TASK STATEMENT >> A complete and exact copy of the entries below is the expected result.

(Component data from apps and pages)
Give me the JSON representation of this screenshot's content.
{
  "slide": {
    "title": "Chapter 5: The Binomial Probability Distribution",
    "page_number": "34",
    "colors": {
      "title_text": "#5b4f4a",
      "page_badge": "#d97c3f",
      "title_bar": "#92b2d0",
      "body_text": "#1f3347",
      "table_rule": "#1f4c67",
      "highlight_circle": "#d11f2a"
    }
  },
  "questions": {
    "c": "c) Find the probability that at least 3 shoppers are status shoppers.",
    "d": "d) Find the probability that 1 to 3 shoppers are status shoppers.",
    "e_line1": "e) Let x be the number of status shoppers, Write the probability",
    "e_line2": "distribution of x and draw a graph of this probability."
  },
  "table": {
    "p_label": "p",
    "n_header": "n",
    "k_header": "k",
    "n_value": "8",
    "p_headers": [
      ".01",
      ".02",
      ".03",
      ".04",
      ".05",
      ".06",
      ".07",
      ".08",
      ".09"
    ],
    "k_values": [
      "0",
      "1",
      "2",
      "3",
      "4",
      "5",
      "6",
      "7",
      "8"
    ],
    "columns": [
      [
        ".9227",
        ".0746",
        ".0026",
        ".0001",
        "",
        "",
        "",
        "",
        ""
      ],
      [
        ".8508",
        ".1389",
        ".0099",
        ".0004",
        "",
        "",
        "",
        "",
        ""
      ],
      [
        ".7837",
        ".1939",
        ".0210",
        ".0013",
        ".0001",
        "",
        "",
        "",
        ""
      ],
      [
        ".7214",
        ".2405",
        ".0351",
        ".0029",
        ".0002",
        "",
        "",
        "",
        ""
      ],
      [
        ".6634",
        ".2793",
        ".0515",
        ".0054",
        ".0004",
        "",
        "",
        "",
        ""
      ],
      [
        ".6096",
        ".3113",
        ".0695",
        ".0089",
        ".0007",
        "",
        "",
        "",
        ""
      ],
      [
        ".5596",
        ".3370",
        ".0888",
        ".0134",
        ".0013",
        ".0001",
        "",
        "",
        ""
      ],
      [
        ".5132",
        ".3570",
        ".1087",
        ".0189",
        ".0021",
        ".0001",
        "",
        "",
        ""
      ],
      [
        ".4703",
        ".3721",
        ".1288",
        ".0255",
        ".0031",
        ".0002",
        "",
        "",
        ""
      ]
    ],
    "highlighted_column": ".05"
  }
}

REPLY TO THE EXERCISE >>
Give me the JSON representation of this screenshot's content.
{
  "slide": {
    "title": "Chapter 5: The Binomial Probability Distribution",
    "page_number": "34",
    "colors": {
      "title_text": "#5b4f4a",
      "page_badge": "#d97c3f",
      "title_bar": "#92b2d0",
      "body_text": "#1f3347",
      "table_rule": "#1f4c67",
      "highlight_circle": "#d11f2a"
    }
  },
  "questions": {
    "c": "c) Find the probability that at least 3 shoppers are status shoppers.",
    "d": "d) Find the probability that 1 to 3 shoppers are status shoppers.",
    "e_line1": "e) Let x be the number of status shoppers, Write the probability",
    "e_line2": "distribution of x and draw a graph of this probability."
  },
  "table": {
    "p_label": "p",
    "n_header": "n",
    "k_header": "k",
    "n_value": "8",
    "p_headers": [
      ".01",
      ".02",
      ".03",
      ".04",
      ".05",
      ".06",
      ".07",
      ".08",
      ".09"
    ],
    "k_values": [
      "0",
      "1",
      "2",
      "3",
      "4",
      "5",
      "6",
      "7",
      "8"
    ],
    "columns": [
      [
        ".9227",
        ".0746",
        ".0026",
        ".0001",
        "",
        "",
        "",
        "",
        ""
      ],
      [
        ".8508",
        ".1389",
        ".0099",
        ".0004",
        "",
        "",
        "",
        "",
        ""
      ],
      [
        ".7837",
        ".1939",
        ".0210",
        ".0013",
        ".0001",
        "",
        "",
        "",
        ""
      ],
      [
        ".7214",
        ".2405",
        ".0351",
        ".0029",
        ".0002",
        "",
        "",
        "",
        ""
      ],
      [
        ".6634",
        ".2793",
        ".0515",
        ".0054",
        ".0004",
        "",
        "",
        "",
        ""
      ],
      [
        ".6096",
        ".3113",
        ".0695",
        ".0089",
        ".0007",
        "",
        "",
        "",
        ""
      ],
      [
        ".5596",
        ".3370",
        ".0888",
        ".0134",
        ".0013",
        ".0001",
        "",
        "",
        ""
      ],
      [
        ".5132",
        ".3570",
        ".1087",
        ".0189",
        ".0021",
        ".0001",
        "",
        "",
        ""
      ],
      [
        ".4703",
        ".3721",
        ".1288",
        ".0255",
        ".0031",
        ".0002",
        "",
        "",
        ""
      ]
    ],
    "highlighted_column": ".05"
  }
}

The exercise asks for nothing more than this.